### WORK ORDER
Reproduce the records exactly, but not the pictures.

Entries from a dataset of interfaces

******

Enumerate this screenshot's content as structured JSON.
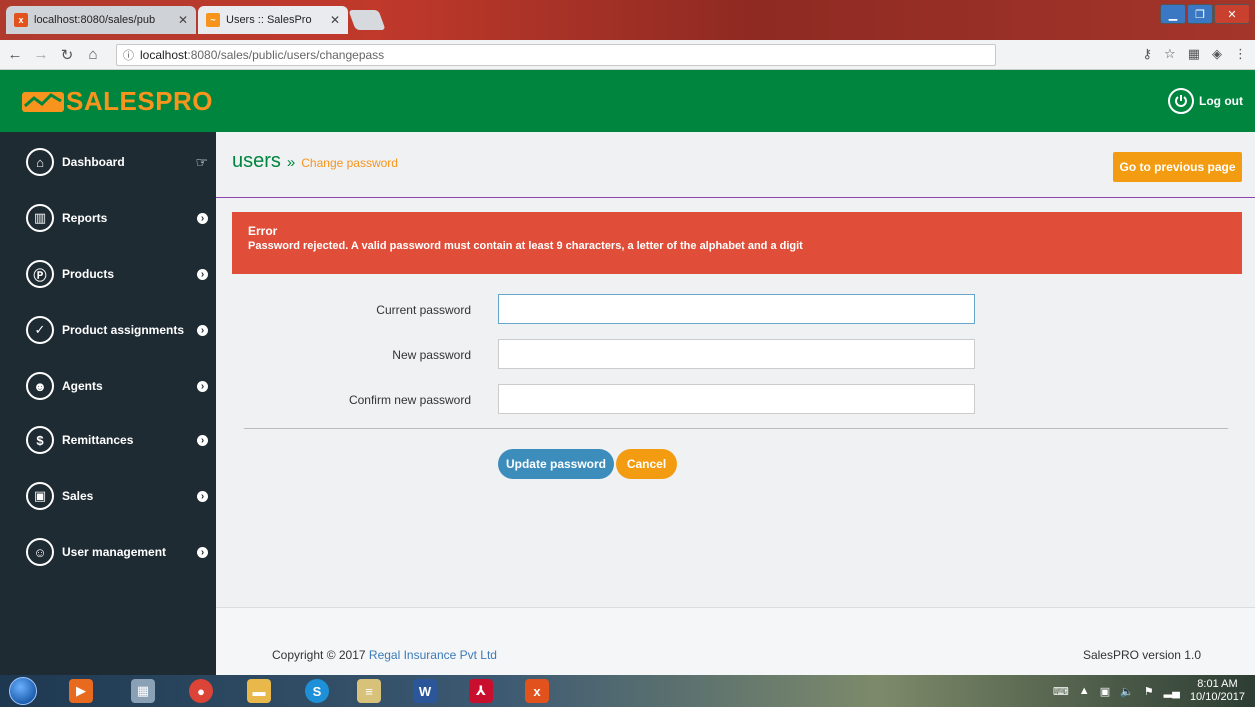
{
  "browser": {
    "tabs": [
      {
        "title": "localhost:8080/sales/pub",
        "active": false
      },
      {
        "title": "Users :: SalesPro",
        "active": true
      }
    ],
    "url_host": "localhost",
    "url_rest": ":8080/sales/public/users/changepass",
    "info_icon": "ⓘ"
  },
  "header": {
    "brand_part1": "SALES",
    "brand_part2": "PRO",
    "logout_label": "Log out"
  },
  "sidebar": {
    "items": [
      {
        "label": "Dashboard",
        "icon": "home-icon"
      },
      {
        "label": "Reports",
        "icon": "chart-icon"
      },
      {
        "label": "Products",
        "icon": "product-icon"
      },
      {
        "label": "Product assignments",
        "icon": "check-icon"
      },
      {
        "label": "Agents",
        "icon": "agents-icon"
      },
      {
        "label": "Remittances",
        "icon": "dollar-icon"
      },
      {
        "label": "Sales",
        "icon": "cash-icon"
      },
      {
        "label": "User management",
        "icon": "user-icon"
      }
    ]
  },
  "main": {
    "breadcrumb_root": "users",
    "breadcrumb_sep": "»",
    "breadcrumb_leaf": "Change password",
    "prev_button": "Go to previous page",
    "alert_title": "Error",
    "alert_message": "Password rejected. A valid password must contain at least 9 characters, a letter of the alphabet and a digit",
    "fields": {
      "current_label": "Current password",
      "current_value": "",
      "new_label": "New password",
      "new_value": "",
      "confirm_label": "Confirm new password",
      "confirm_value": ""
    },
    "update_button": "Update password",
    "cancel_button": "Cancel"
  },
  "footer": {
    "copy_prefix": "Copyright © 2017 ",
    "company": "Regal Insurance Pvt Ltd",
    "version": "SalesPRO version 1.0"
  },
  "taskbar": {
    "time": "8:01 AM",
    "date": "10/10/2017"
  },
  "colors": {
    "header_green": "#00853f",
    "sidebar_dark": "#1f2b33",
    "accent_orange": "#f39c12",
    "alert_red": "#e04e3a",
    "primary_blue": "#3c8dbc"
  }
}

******

### SOLUTION FOR THIS EXERCISE
Enumerate this screenshot's content as structured JSON.
{
  "browser": {
    "tabs": [
      {
        "title": "localhost:8080/sales/pub",
        "active": false
      },
      {
        "title": "Users :: SalesPro",
        "active": true
      }
    ],
    "url_host": "localhost",
    "url_rest": ":8080/sales/public/users/changepass",
    "info_icon": "ⓘ"
  },
  "header": {
    "brand_part1": "SALES",
    "brand_part2": "PRO",
    "logout_label": "Log out"
  },
  "sidebar": {
    "items": [
      {
        "label": "Dashboard",
        "icon": "home-icon"
      },
      {
        "label": "Reports",
        "icon": "chart-icon"
      },
      {
        "label": "Products",
        "icon": "product-icon"
      },
      {
        "label": "Product assignments",
        "icon": "check-icon"
      },
      {
        "label": "Agents",
        "icon": "agents-icon"
      },
      {
        "label": "Remittances",
        "icon": "dollar-icon"
      },
      {
        "label": "Sales",
        "icon": "cash-icon"
      },
      {
        "label": "User management",
        "icon": "user-icon"
      }
    ]
  },
  "main": {
    "breadcrumb_root": "users",
    "breadcrumb_sep": "»",
    "breadcrumb_leaf": "Change password",
    "prev_button": "Go to previous page",
    "alert_title": "Error",
    "alert_message": "Password rejected. A valid password must contain at least 9 characters, a letter of the alphabet and a digit",
    "fields": {
      "current_label": "Current password",
      "current_value": "",
      "new_label": "New password",
      "new_value": "",
      "confirm_label": "Confirm new password",
      "confirm_value": ""
    },
    "update_button": "Update password",
    "cancel_button": "Cancel"
  },
  "footer": {
    "copy_prefix": "Copyright © 2017 ",
    "company": "Regal Insurance Pvt Ltd",
    "version": "SalesPRO version 1.0"
  },
  "taskbar": {
    "time": "8:01 AM",
    "date": "10/10/2017"
  },
  "colors": {
    "header_green": "#00853f",
    "sidebar_dark": "#1f2b33",
    "accent_orange": "#f39c12",
    "alert_red": "#e04e3a",
    "primary_blue": "#3c8dbc"
  }
}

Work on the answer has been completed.